▶ **Dataset entries**

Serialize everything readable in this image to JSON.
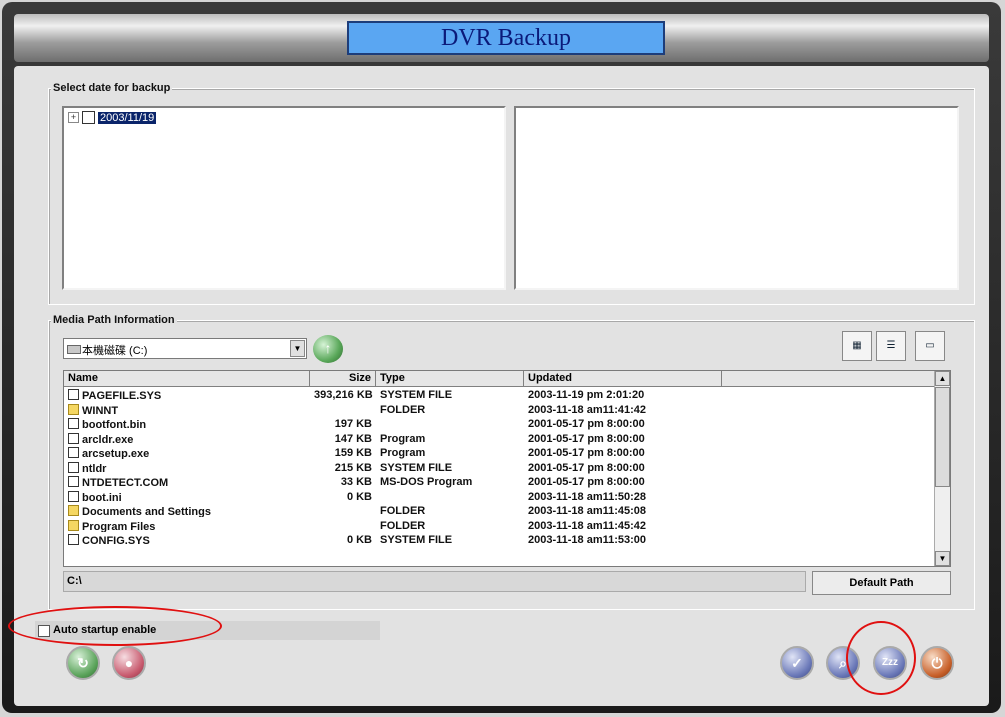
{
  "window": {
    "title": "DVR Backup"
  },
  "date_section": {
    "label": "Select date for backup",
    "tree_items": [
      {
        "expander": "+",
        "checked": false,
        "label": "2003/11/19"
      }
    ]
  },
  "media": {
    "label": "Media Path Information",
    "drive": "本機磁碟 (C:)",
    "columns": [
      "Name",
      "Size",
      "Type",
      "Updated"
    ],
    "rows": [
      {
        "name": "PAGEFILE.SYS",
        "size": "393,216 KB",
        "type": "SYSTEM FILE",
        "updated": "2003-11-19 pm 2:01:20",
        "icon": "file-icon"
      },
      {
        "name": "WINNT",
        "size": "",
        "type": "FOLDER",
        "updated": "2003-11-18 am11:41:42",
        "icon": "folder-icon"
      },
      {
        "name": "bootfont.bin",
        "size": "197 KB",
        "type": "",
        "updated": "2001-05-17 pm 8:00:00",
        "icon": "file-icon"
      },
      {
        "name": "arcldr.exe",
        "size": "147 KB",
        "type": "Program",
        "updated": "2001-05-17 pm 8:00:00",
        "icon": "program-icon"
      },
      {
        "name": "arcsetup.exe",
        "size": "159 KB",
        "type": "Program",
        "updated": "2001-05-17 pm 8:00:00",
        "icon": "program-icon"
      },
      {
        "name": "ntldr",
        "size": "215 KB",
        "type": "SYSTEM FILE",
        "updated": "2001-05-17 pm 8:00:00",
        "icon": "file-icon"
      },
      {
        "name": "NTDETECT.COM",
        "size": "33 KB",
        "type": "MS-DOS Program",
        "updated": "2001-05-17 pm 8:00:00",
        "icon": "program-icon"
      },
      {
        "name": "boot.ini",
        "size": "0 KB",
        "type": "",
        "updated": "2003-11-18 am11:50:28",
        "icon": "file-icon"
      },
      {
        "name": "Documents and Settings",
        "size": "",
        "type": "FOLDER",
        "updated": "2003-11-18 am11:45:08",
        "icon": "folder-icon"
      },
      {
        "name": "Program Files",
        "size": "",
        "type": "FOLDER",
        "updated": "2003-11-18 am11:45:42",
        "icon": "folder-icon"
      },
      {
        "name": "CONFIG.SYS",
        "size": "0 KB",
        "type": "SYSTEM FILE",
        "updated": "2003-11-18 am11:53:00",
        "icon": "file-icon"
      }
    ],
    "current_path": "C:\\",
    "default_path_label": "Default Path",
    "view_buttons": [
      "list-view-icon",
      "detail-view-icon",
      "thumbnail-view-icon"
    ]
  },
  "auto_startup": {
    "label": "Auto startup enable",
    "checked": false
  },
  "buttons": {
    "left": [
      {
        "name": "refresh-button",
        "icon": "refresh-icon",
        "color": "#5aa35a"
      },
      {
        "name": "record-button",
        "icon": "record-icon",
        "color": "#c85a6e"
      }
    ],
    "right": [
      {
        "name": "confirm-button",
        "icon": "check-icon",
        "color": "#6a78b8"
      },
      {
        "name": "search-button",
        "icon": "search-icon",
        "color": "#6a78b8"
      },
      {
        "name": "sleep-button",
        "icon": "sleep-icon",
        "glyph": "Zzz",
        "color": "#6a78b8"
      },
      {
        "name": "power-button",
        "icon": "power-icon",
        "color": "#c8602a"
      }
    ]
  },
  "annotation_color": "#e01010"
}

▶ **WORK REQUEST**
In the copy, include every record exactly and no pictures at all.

▶ **RESULT BELOW**
Serialize everything readable in this image to JSON.
{
  "window": {
    "title": "DVR Backup"
  },
  "date_section": {
    "label": "Select date for backup",
    "tree_items": [
      {
        "expander": "+",
        "checked": false,
        "label": "2003/11/19"
      }
    ]
  },
  "media": {
    "label": "Media Path Information",
    "drive": "本機磁碟 (C:)",
    "columns": [
      "Name",
      "Size",
      "Type",
      "Updated"
    ],
    "rows": [
      {
        "name": "PAGEFILE.SYS",
        "size": "393,216 KB",
        "type": "SYSTEM FILE",
        "updated": "2003-11-19 pm 2:01:20",
        "icon": "file-icon"
      },
      {
        "name": "WINNT",
        "size": "",
        "type": "FOLDER",
        "updated": "2003-11-18 am11:41:42",
        "icon": "folder-icon"
      },
      {
        "name": "bootfont.bin",
        "size": "197 KB",
        "type": "",
        "updated": "2001-05-17 pm 8:00:00",
        "icon": "file-icon"
      },
      {
        "name": "arcldr.exe",
        "size": "147 KB",
        "type": "Program",
        "updated": "2001-05-17 pm 8:00:00",
        "icon": "program-icon"
      },
      {
        "name": "arcsetup.exe",
        "size": "159 KB",
        "type": "Program",
        "updated": "2001-05-17 pm 8:00:00",
        "icon": "program-icon"
      },
      {
        "name": "ntldr",
        "size": "215 KB",
        "type": "SYSTEM FILE",
        "updated": "2001-05-17 pm 8:00:00",
        "icon": "file-icon"
      },
      {
        "name": "NTDETECT.COM",
        "size": "33 KB",
        "type": "MS-DOS Program",
        "updated": "2001-05-17 pm 8:00:00",
        "icon": "program-icon"
      },
      {
        "name": "boot.ini",
        "size": "0 KB",
        "type": "",
        "updated": "2003-11-18 am11:50:28",
        "icon": "file-icon"
      },
      {
        "name": "Documents and Settings",
        "size": "",
        "type": "FOLDER",
        "updated": "2003-11-18 am11:45:08",
        "icon": "folder-icon"
      },
      {
        "name": "Program Files",
        "size": "",
        "type": "FOLDER",
        "updated": "2003-11-18 am11:45:42",
        "icon": "folder-icon"
      },
      {
        "name": "CONFIG.SYS",
        "size": "0 KB",
        "type": "SYSTEM FILE",
        "updated": "2003-11-18 am11:53:00",
        "icon": "file-icon"
      }
    ],
    "current_path": "C:\\",
    "default_path_label": "Default Path",
    "view_buttons": [
      "list-view-icon",
      "detail-view-icon",
      "thumbnail-view-icon"
    ]
  },
  "auto_startup": {
    "label": "Auto startup enable",
    "checked": false
  },
  "buttons": {
    "left": [
      {
        "name": "refresh-button",
        "icon": "refresh-icon",
        "color": "#5aa35a"
      },
      {
        "name": "record-button",
        "icon": "record-icon",
        "color": "#c85a6e"
      }
    ],
    "right": [
      {
        "name": "confirm-button",
        "icon": "check-icon",
        "color": "#6a78b8"
      },
      {
        "name": "search-button",
        "icon": "search-icon",
        "color": "#6a78b8"
      },
      {
        "name": "sleep-button",
        "icon": "sleep-icon",
        "glyph": "Zzz",
        "color": "#6a78b8"
      },
      {
        "name": "power-button",
        "icon": "power-icon",
        "color": "#c8602a"
      }
    ]
  },
  "annotation_color": "#e01010"
}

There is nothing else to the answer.